Emily Zitek joined the School of Industrial and Labor Relations as an Assistant Professor in 2012. She received her B.A. in psychology from Rice University in 2003 and her Ph.D. in social psychology from Stanford University in 2010. She conducts research aimed at understanding the sources and consequences of a person’s sense of entitlement. Her other research interests include gender issues, social hierarchy, stereotyping and prejudice, justice and morality, and sport psychology. Dr. Zitek also has training in statistics. She received a B.A. in statistics from Rice in 2003 and an M.S. in statistics from Stanford in 2008.
Verena is a third-year MS/PhD student in Organizational Behavior in the School of Industrial and Labor Relations. She received her BA in psychology from Boston University in 2005. Between her undergraduate and graduate studies, Verena worked as a research assistant at McLean Hospital in Belmont, MA researching schizophrenia and bipolar disorders. Realizing that "normal" behavior is just as interesting to study as abnormal behavior, Verena decided to study creativity in employees under the guidance of Prof. Jack Goncalo. Verena's M.S. thesis dealt with the relationship between perspective-taking and creativity in competitive versus cooperative situations. Her dissertation is still in the planning stage, and will deal with the evaluation stage of the creative process. During the warm Ithaca summers, Verena enjoys hiking and swimming. In the cold winter months, she can be found planning cheap vacations to warm destinations.
Na Yoon Kim
My broad research interests lie in understanding the social aspects of emotion and identity. In particular, I am interested in the mechanisms by which individuals experience positive emotion and establish positive identities in the social context. Ultimately, I would like to uncover multiple affective and identity processes by which people become committed to the group to which they belong. Thus, my current research examines such processes by looking at the influence of cultural-orientation on individuals’ person-to-group ties.

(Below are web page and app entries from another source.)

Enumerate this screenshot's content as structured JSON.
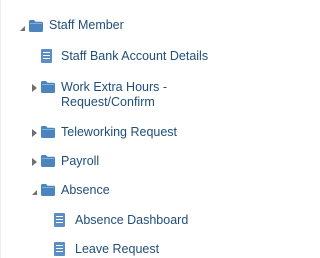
{
  "tree": {
    "staff_member": "Staff Member",
    "staff_bank": "Staff Bank Account Details",
    "work_extra": "Work Extra Hours - Request/Confirm",
    "teleworking": "Teleworking Request",
    "payroll": "Payroll",
    "absence": "Absence",
    "absence_dashboard": "Absence Dashboard",
    "leave_request": "Leave Request"
  },
  "icons": {
    "expanded": "triangle-down-icon",
    "collapsed": "triangle-right-icon",
    "folder": "folder-icon",
    "page": "page-icon"
  },
  "colors": {
    "link_text": "#1f4e79",
    "folder_fill": "#4c85bd",
    "folder_tab": "#5f93c8"
  }
}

Ozias A. Moore is a doctoral student at Cornell University’s School of Industrial Labor Relations, specializing in Human Resources with a dual minor in Organizational Behavior and Statistics. He earned a B.S. from the University of Pittsburgh and an M.S.E. from the University of Pennsylvania. He conducts research on group performance, particularly decision making in task-oriented groups, intergroup dynamics, creativity and the quality of learning outcomes. He is a member of the Academy of Management, Society for Industrial and Organizational Psychology and The PhD Project Management Doctoral Student Association.
Lab Alumni Members
Lynne Vincent is a doctoral candidate in Organizational Behavior. Her research examines the antecedents and consequences of dishonesty and creativity. Her current lab projects explore the interaction between the creative identity and dishonesty and the underlying mechanisms for that interaction. Lynne’s work examines how and when the creative identity contributes to engagement in dishonest behaviors and proposes ways to curtail those behaviors while encouraging creativity.